[Items from an interface collection]
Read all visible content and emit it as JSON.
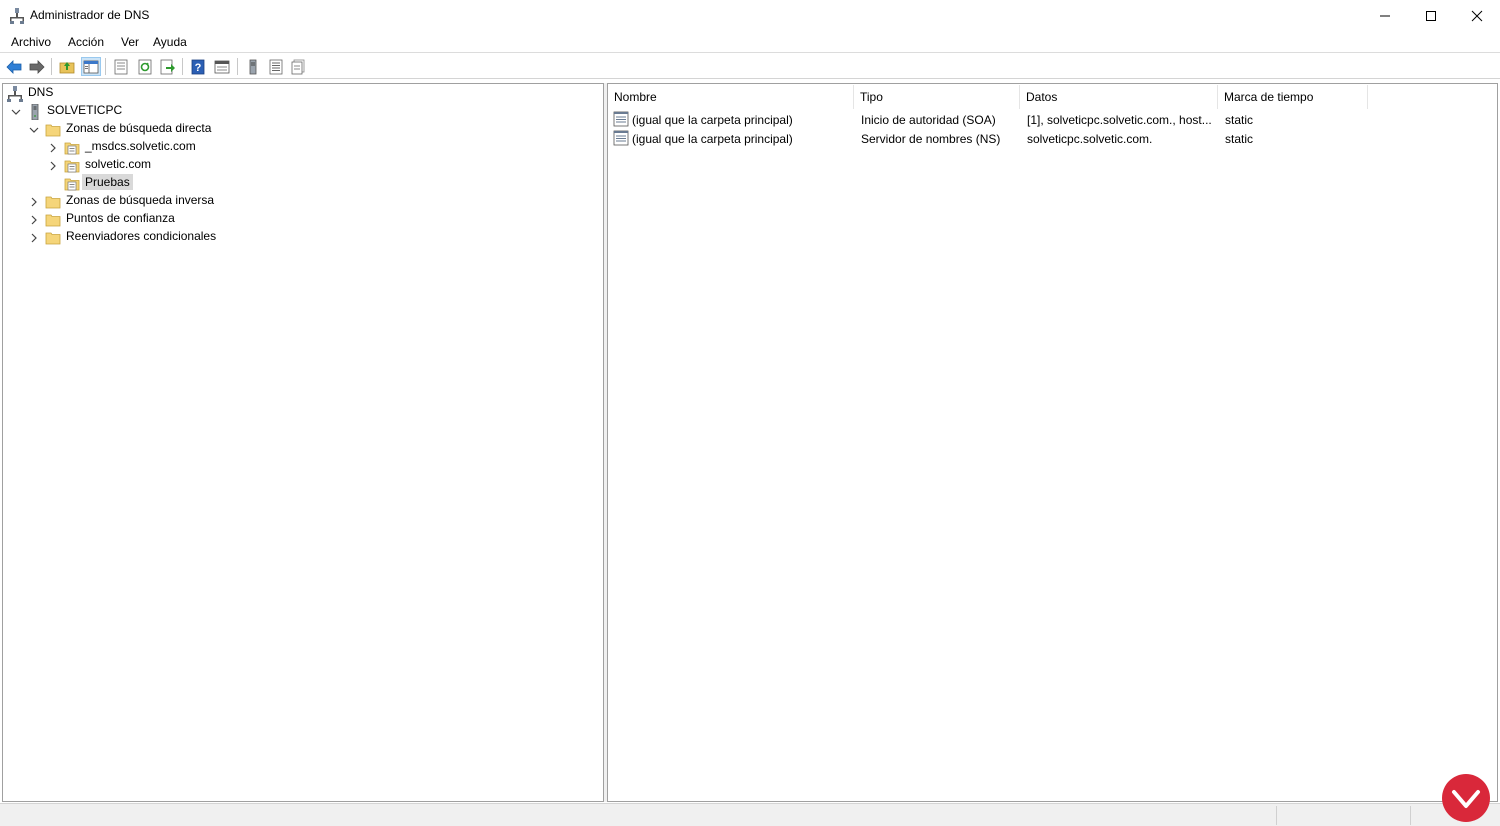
{
  "window": {
    "title": "Administrador de DNS",
    "icon": "dns-manager-icon"
  },
  "menu": [
    "Archivo",
    "Acción",
    "Ver",
    "Ayuda"
  ],
  "toolbar": {
    "buttons": [
      {
        "name": "back-icon"
      },
      {
        "name": "forward-icon"
      },
      {
        "name": "up-folder-icon"
      },
      {
        "name": "show-hide-tree-icon",
        "active": true
      },
      {
        "name": "properties-icon"
      },
      {
        "name": "refresh-icon"
      },
      {
        "name": "export-list-icon"
      },
      {
        "name": "help-icon"
      },
      {
        "name": "view-icon"
      },
      {
        "name": "server-icon"
      },
      {
        "name": "list-icon"
      },
      {
        "name": "records-icon"
      }
    ]
  },
  "tree": [
    {
      "label": "DNS",
      "level": 0,
      "icon": "dns-icon",
      "expander": "none"
    },
    {
      "label": "SOLVETICPC",
      "level": 0,
      "icon": "server-icon",
      "expander": "expanded"
    },
    {
      "label": "Zonas de búsqueda directa",
      "level": 1,
      "icon": "folder-icon",
      "expander": "expanded"
    },
    {
      "label": "_msdcs.solvetic.com",
      "level": 2,
      "icon": "zone-icon",
      "expander": "collapsed"
    },
    {
      "label": "solvetic.com",
      "level": 2,
      "icon": "zone-icon",
      "expander": "collapsed"
    },
    {
      "label": "Pruebas",
      "level": 2,
      "icon": "zone-icon",
      "expander": "none",
      "selected": true
    },
    {
      "label": "Zonas de búsqueda inversa",
      "level": 1,
      "icon": "folder-icon",
      "expander": "collapsed"
    },
    {
      "label": "Puntos de confianza",
      "level": 1,
      "icon": "folder-icon",
      "expander": "collapsed"
    },
    {
      "label": "Reenviadores condicionales",
      "level": 1,
      "icon": "folder-icon",
      "expander": "collapsed"
    }
  ],
  "list": {
    "columns": [
      "Nombre",
      "Tipo",
      "Datos",
      "Marca de tiempo"
    ],
    "rows": [
      {
        "nombre": "(igual que la carpeta principal)",
        "tipo": "Inicio de autoridad (SOA)",
        "datos": "[1], solveticpc.solvetic.com., host...",
        "marca": "static"
      },
      {
        "nombre": "(igual que la carpeta principal)",
        "tipo": "Servidor de nombres (NS)",
        "datos": "solveticpc.solvetic.com.",
        "marca": "static"
      }
    ]
  },
  "colors": {
    "selection": "#d9d9d9",
    "toolbar_active": "#cce4f7",
    "logo": "#d9283a"
  }
}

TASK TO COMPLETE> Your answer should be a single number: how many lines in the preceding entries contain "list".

FINISHED TASK> 3